I grew up in a house where vanilla ice cream was freely available – we had it for dessert almost every single day, with my Mom’s homemade chocolate sauce. It was great, but I got so used to ice cream that I never really thought of it as something special. Until I got older and discovered proper Italian ice cream from artisan parlours like Lecce Il Gelato and Cold Gold Ice Cream.
Today I’ve turned into a complete ice cream snob. I only eat the good stuff. OK, I still appreciate the charm of a cheap, old fashioned soft serve at the beach on a hot summers day, but I’ll drive the extra mile to get the “extra dark chocolate” flavour from Lecce Il Gelato. Yum.

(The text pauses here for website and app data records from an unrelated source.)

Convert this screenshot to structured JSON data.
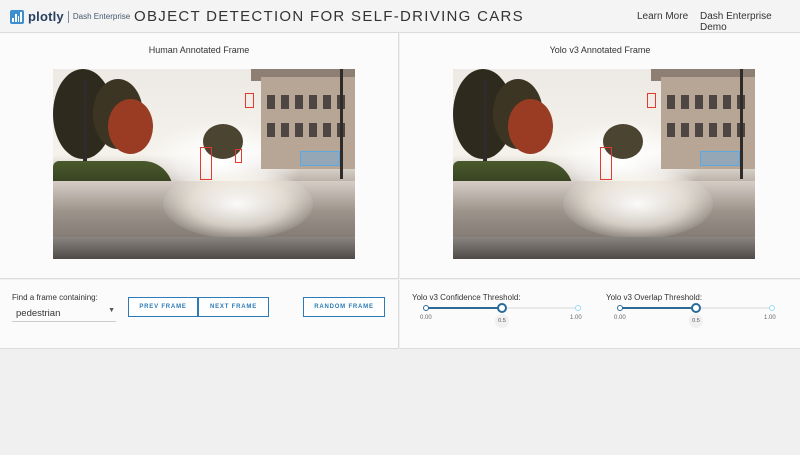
{
  "header": {
    "logo_text": "plotly",
    "logo_subtext": "Dash Enterprise",
    "title": "OBJECT DETECTION FOR SELF-DRIVING CARS",
    "links": [
      {
        "label": "Learn More"
      },
      {
        "label": "Dash Enterprise Demo"
      }
    ]
  },
  "frames": {
    "left_title": "Human Annotated Frame",
    "right_title": "Yolo v3 Annotated Frame"
  },
  "controls": {
    "find_label": "Find a frame containing:",
    "dropdown_value": "pedestrian",
    "prev_label": "PREV FRAME",
    "next_label": "NEXT FRAME",
    "random_label": "RANDOM FRAME"
  },
  "sliders": [
    {
      "label": "Yolo v3 Confidence Threshold:",
      "min_label": "0.00",
      "max_label": "1.00",
      "value": 0.5,
      "value_label": "0.5"
    },
    {
      "label": "Yolo v3 Overlap Threshold:",
      "min_label": "0.00",
      "max_label": "1.00",
      "value": 0.5,
      "value_label": "0.5"
    }
  ],
  "colors": {
    "accent": "#2c7bb6",
    "slider_track": "#2c6b98",
    "box_red": "#e23a2f",
    "box_blue": "#5ca8e0"
  },
  "icons": {
    "logo": "plotly-bars-icon",
    "dropdown": "caret-down-icon"
  }
}
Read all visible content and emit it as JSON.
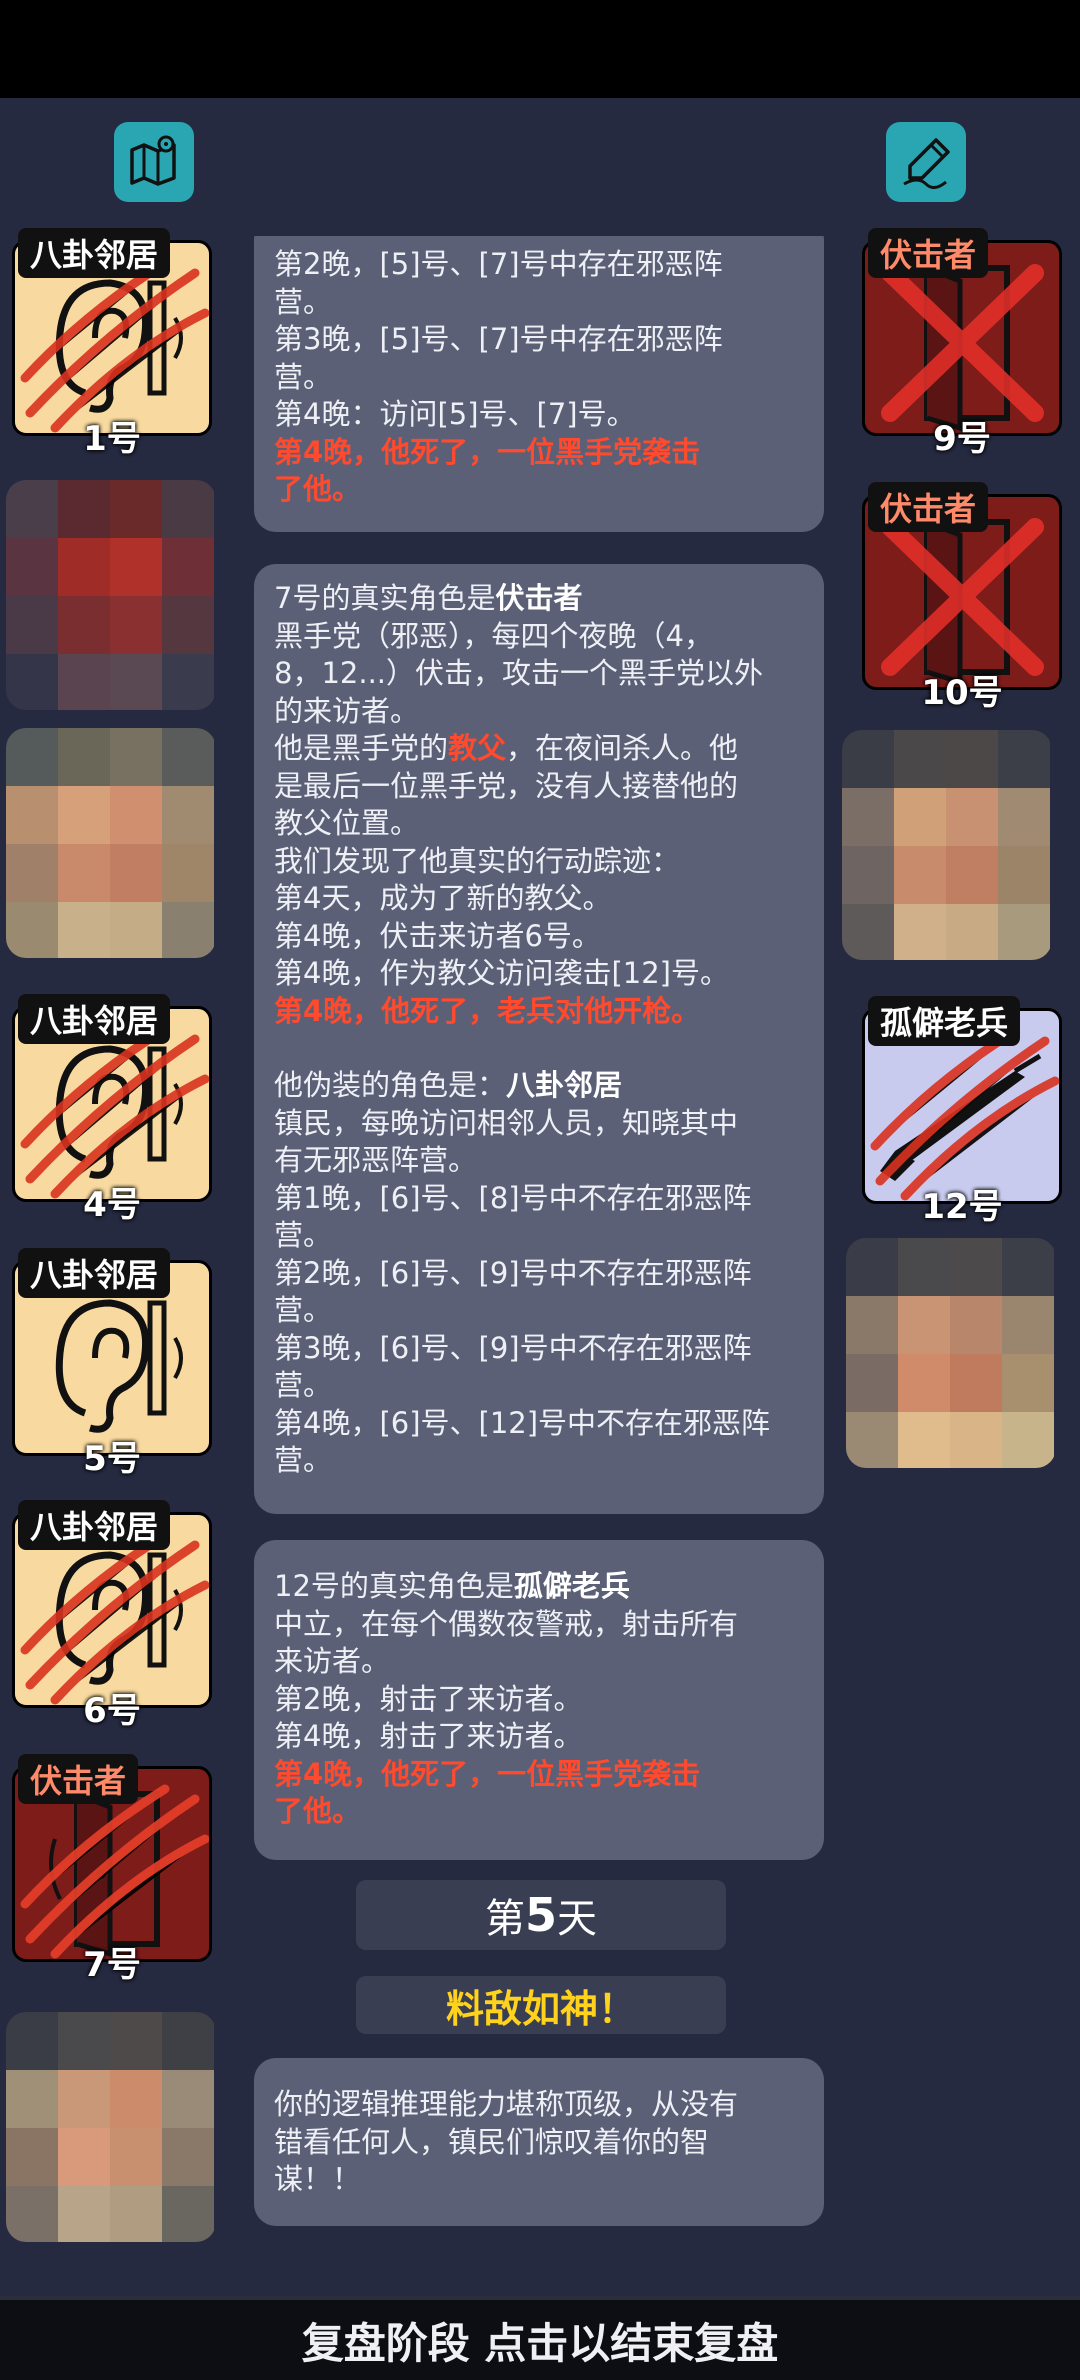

That said, I haven’t really tried my hand at making ice cream before, seeing that it’s an artform in its own right. I also don’t have the right tools, because ice cream churners can be quite expensive. So I couldn’t help but feel a bit confused when I saw Donna Hay make her “cheat’s ice cream” on tv as part of her “Fast, Fresh, Simple” series. She simply used frozen fruit and cream, and whipped up a perfectly textured soft serve from scratch in a minute. I had to try it.
I used freshly frozen mango pieces and fresh cream, and sweetened it with a bit of extra caster sugar. It worked like a dream, and it couldn’t be easier. All you need is a basic food processor and a normal freezer (deep freeze) – no churning, no time, no tricks.
This is my version of cheat’s mango ice cream, based on Donna’s recipe. Donna also use fresh banana in her recipe, but I like the basic mango flavour all on its own. After all, the mango is the King of the fruit family, in my books.
- 400 g mango flesh, sliced and completely frozen
- 250 ml fresh cream
- 50 g caster sugar (optional, adjust to taste)
In the bowl of a food processor, add the frozen fruit, cream and sugar. Process until smooth – it takes about 30 seconds to 1 minute. The texture should be a smooth “soft serve” consistency, and can be eaten straight away. But if you prefer a harder ice cream, pour ice cream into a plastic container and freeze for another 3-4 hours or overnight.
This post was especially written for The Pretty Blog by Ilse van der Merwe from The Food Fox.
Food & recipe: Ilse van der Merwe.
Photography: Tasha Seccombe.
Styling: Tasha Seccombe & Nicola Pretorius